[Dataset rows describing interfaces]
◇ ◇ ◇ ◇

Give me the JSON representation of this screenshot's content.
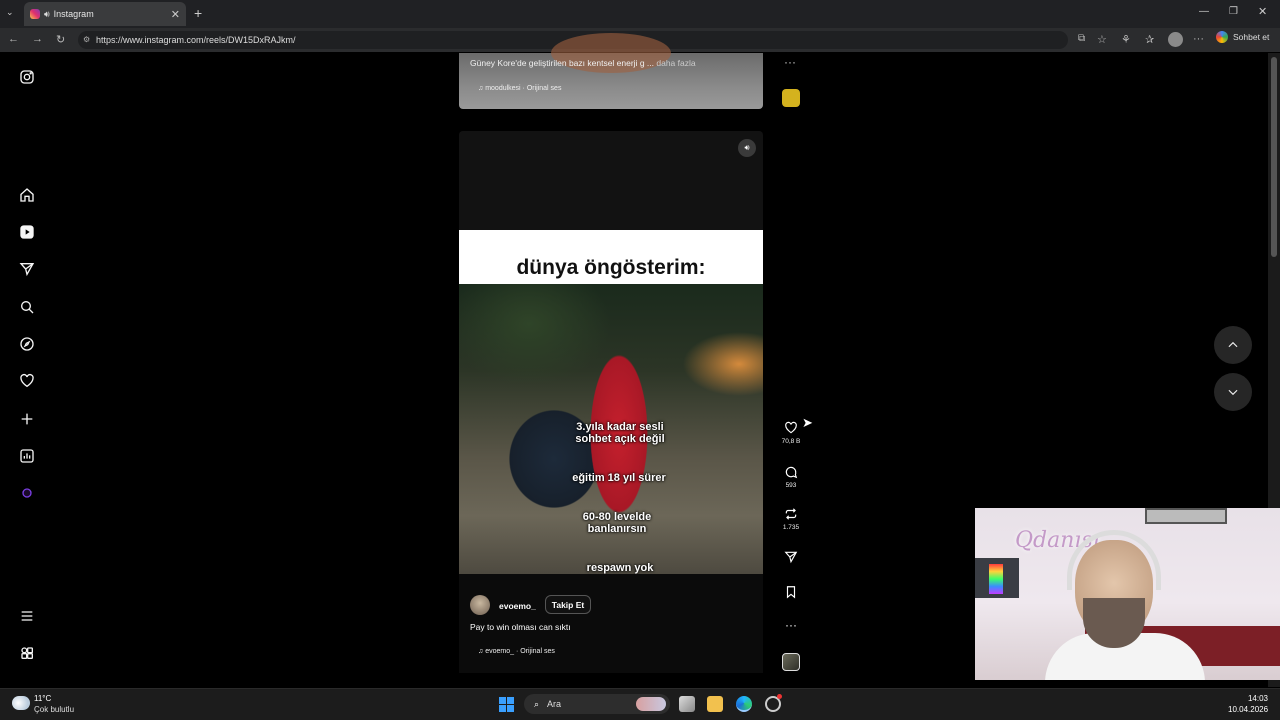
{
  "browser": {
    "tab_title": "Instagram",
    "url": "https://www.instagram.com/reels/DW15DxRAJkm/",
    "chat_label": "Sohbet et"
  },
  "prev_reel": {
    "caption": "Güney Kore'de geliştirilen bazı kentsel enerji g ...",
    "more_label": "daha fazla",
    "audio": "moodulkesi · Orijinal ses"
  },
  "reel": {
    "title_overlay": "dünya öngösterim:",
    "overlay_1_line1": "3.yıla kadar sesli",
    "overlay_1_line2": "sohbet açık değil",
    "overlay_2": "eğitim 18 yıl sürer",
    "overlay_3_line1": "60-80 levelde",
    "overlay_3_line2": "banlanırsın",
    "overlay_4": "respawn yok",
    "username": "evoemo_",
    "follow_label": "Takip Et",
    "caption": "Pay to win olması can sıktı",
    "audio": "evoemo_ · Orijinal ses",
    "likes": "70,8 B",
    "comments": "593",
    "reposts": "1.735"
  },
  "taskbar": {
    "temperature": "11°C",
    "condition": "Çok bulutlu",
    "search_label": "Ara",
    "time": "14:03",
    "date": "10.04.2026"
  },
  "colors": {
    "background": "#000000",
    "accent_windows": "#3aa0ff"
  }
}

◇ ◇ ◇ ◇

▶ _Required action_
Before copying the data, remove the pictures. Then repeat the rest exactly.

▶ _Exercise solution_
Give me the JSON representation of this screenshot's content.
{
  "browser": {
    "tab_title": "Instagram",
    "url": "https://www.instagram.com/reels/DW15DxRAJkm/",
    "chat_label": "Sohbet et"
  },
  "prev_reel": {
    "caption": "Güney Kore'de geliştirilen bazı kentsel enerji g ...",
    "more_label": "daha fazla",
    "audio": "moodulkesi · Orijinal ses"
  },
  "reel": {
    "title_overlay": "dünya öngösterim:",
    "overlay_1_line1": "3.yıla kadar sesli",
    "overlay_1_line2": "sohbet açık değil",
    "overlay_2": "eğitim 18 yıl sürer",
    "overlay_3_line1": "60-80 levelde",
    "overlay_3_line2": "banlanırsın",
    "overlay_4": "respawn yok",
    "username": "evoemo_",
    "follow_label": "Takip Et",
    "caption": "Pay to win olması can sıktı",
    "audio": "evoemo_ · Orijinal ses",
    "likes": "70,8 B",
    "comments": "593",
    "reposts": "1.735"
  },
  "taskbar": {
    "temperature": "11°C",
    "condition": "Çok bulutlu",
    "search_label": "Ara",
    "time": "14:03",
    "date": "10.04.2026"
  },
  "colors": {
    "background": "#000000",
    "accent_windows": "#3aa0ff"
  }
}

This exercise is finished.